One commissioner said he liked to get home early enough to tell his kids good night.
That sounded like a good plan to me, since commissioners meet on Tuesday nights, which are major deadline nights for the Beacon newsroom.
Last week, I eagerly arrived for the first 6 p.m. meeting—well, as eager as you can be for a meeting—glancing at a seemingly innocuous agenda.
I mean, what could be so time-consuming about “call to order, pledge to flag, roll call, public hearings, public comments, mayor’s comments, approval of minutes, correspondence, town administrator’s report, building inspector’s report, committee reports, old business, new business, closed session, action from closed session, public comments, board comments, adjourn?”

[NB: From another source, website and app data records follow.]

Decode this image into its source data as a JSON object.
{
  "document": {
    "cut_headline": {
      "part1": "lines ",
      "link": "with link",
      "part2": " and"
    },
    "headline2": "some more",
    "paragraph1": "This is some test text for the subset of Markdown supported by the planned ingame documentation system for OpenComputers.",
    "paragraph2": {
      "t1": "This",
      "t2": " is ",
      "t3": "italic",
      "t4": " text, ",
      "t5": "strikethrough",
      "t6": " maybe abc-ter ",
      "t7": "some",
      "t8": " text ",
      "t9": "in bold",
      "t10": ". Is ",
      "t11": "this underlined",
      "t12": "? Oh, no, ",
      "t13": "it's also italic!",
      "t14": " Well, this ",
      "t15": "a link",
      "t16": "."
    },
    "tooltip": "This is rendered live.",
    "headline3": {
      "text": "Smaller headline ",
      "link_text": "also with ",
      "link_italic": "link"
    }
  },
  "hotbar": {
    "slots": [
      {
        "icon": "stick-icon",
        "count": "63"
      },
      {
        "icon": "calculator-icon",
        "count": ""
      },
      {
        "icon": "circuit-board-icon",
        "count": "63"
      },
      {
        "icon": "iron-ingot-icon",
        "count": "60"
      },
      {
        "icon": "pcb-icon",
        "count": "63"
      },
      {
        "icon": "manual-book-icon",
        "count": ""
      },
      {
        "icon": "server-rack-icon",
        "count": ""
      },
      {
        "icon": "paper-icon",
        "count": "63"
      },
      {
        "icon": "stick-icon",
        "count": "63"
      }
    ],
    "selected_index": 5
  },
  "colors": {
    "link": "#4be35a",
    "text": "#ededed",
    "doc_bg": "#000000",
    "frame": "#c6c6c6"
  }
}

The first hour got bogged down with citizen complaints about a proposal to change parking space dimensions. If you guessed they’re against it, award yourself 10 points.
The meeting took on new dimensions as this debate wore on, finally evolving into the No. 3 item on the public hearings list: “North Carolina Fire Code Appendices.”
This seemingly dull topic drew more hot debate among business owners about whether they were going to be required to have master key boxes in the event of fire emergencies.
As apartment owner Don Hege summed it up: “People’s got enough problems without putting up with crap like this.”
They were against that, too.
As the meeting continued into hours 2 and 3, Mayor Anthony Clemmons called for a 5-minute break.
By this time, commissioners were now less than halfway through the agenda and had yet to reach one of the night’s main issues about the proposed Calabash Town Center development.
For a reporter edging closer to deadline, this was not happy news.
Discussion continued about branch-brush-leaf pickup and the town travel policy.
Former Mayor Keith Hardee was on hand to admonish current Mayor Clemmons: “I take my own car and don’t charge the town back. You’d set a good example to do that, too, Mr. Mayor.”
The meeting dragged on as two taxi operators’ certificates were approved, a citizen spoke out against sewer and eight or so committee reports were given by their respective commissioners.
It got so late I started writing my story for the next day’s paper while the Calabash Town Center debate ensued. Just before commissioners were to make a decision about the center’s fate, Clemmons called for another 5-minute break around 9:30 p.m.
Because it was time to send my story in, I had to leave before they “conditionally approved a conditional-use permit.”
Four more new-business items and a closed session to discuss three matters regarding property acquisition, legal issues and personnel still remained.
I understand commissioners finally finished for the night around 11:15 p.m.
Good thing they didn’t start at 7 p.m.
Laura Lewis is a staff writer at the Beacon. Reach her at 754-6890 or e-mail email@example.com.